Spine fractures are always painful, yet they range from a minor break that requires minimal management to serious fractures that pose the threat of paralysis or death. As a board-certified neurosurgeon, George Kakoulides, MD, has treated many spine fractures, from simple to complex. Dr. Kakoulides provides exceptional care combining today’s most advanced techniques with surgical skill. If you need compassionate treatment for a spine fracture, call one of the offices in West Islip, Huntington, and Smithtown, New York, or book an appointment online.
A spine fracture occurs when one or more of your spinal vertebrae are broken. Spinal fractures may involve the anterior or front of the vertebra, the posterior or back side, or both.
Whether your fracture occurs in your neck, mid-back, or lower back, spinal fractures are usually caused by a high-energy trauma, such as a fall from a significant height, a car crash, or sports injury.
This type of spine fracture occurs when one or more vertebrae are too weak to support the normal amount of weight and pressure sustained by your spine. As a result, the vertebrae collapse rather than developing a typical fracture.
Compression fractures are most often caused by osteoporosis. However, your spine may also be weakened by a spinal tumor or infection.
Spinal fractures typically cause severe neck or back pain and limited mobility. You may experience tingling or pain in your arms or legs. In a severe injury, you can develop loss of feeling and muscle weakness in your arms and/or legs, as well as bowel and bladder dysfunction.
An injury to your vertebrae easily causes damaged nerves and serious complications such as paralysis. You may also suffer a traumatic brain injury or damage to other parts of your body.
X-rays and CT scans show the damage to your bones, while an MRI shows soft tissues and allows Dr. Kakoulides to evaluate the presence and severity of spinal cord and nerve root compression.
Most spine fractures, such as isolated spinous and transverse process fractures, don’t require treatment. Dr. Kakoulides may treat some fractures with bracing, while severe fractures with neurological problems often need surgery to decompress the nerve roots and spinal cord.
If your fracture impairs spinal stability, Dr. Kakoulides restores stability by implanting instruments such as rods and screws. Whenever possible, he performs minimally invasive surgery. However, extensive or severe fractures may require traditional open surgery.
Dr. Kakoulides treats compression fractures with a minimally invasive procedure called kyphoplasty. He inserts a needle into the collapsed bone and inflates a balloon to restore the vertebra’s normal height.

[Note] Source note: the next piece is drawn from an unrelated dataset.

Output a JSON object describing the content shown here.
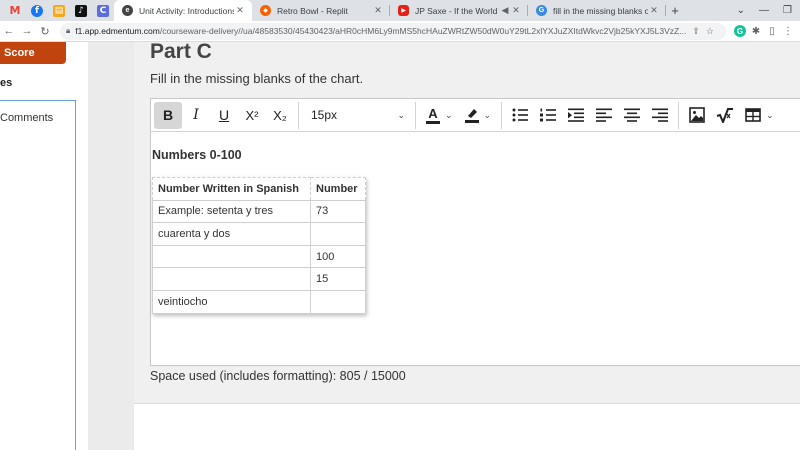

Then he injects bone cement to restore the vertebra’s strength and integrity.
If you need treatment for back pain or a spine fracture, call George Kakoulides, MD, or schedule an appointment online.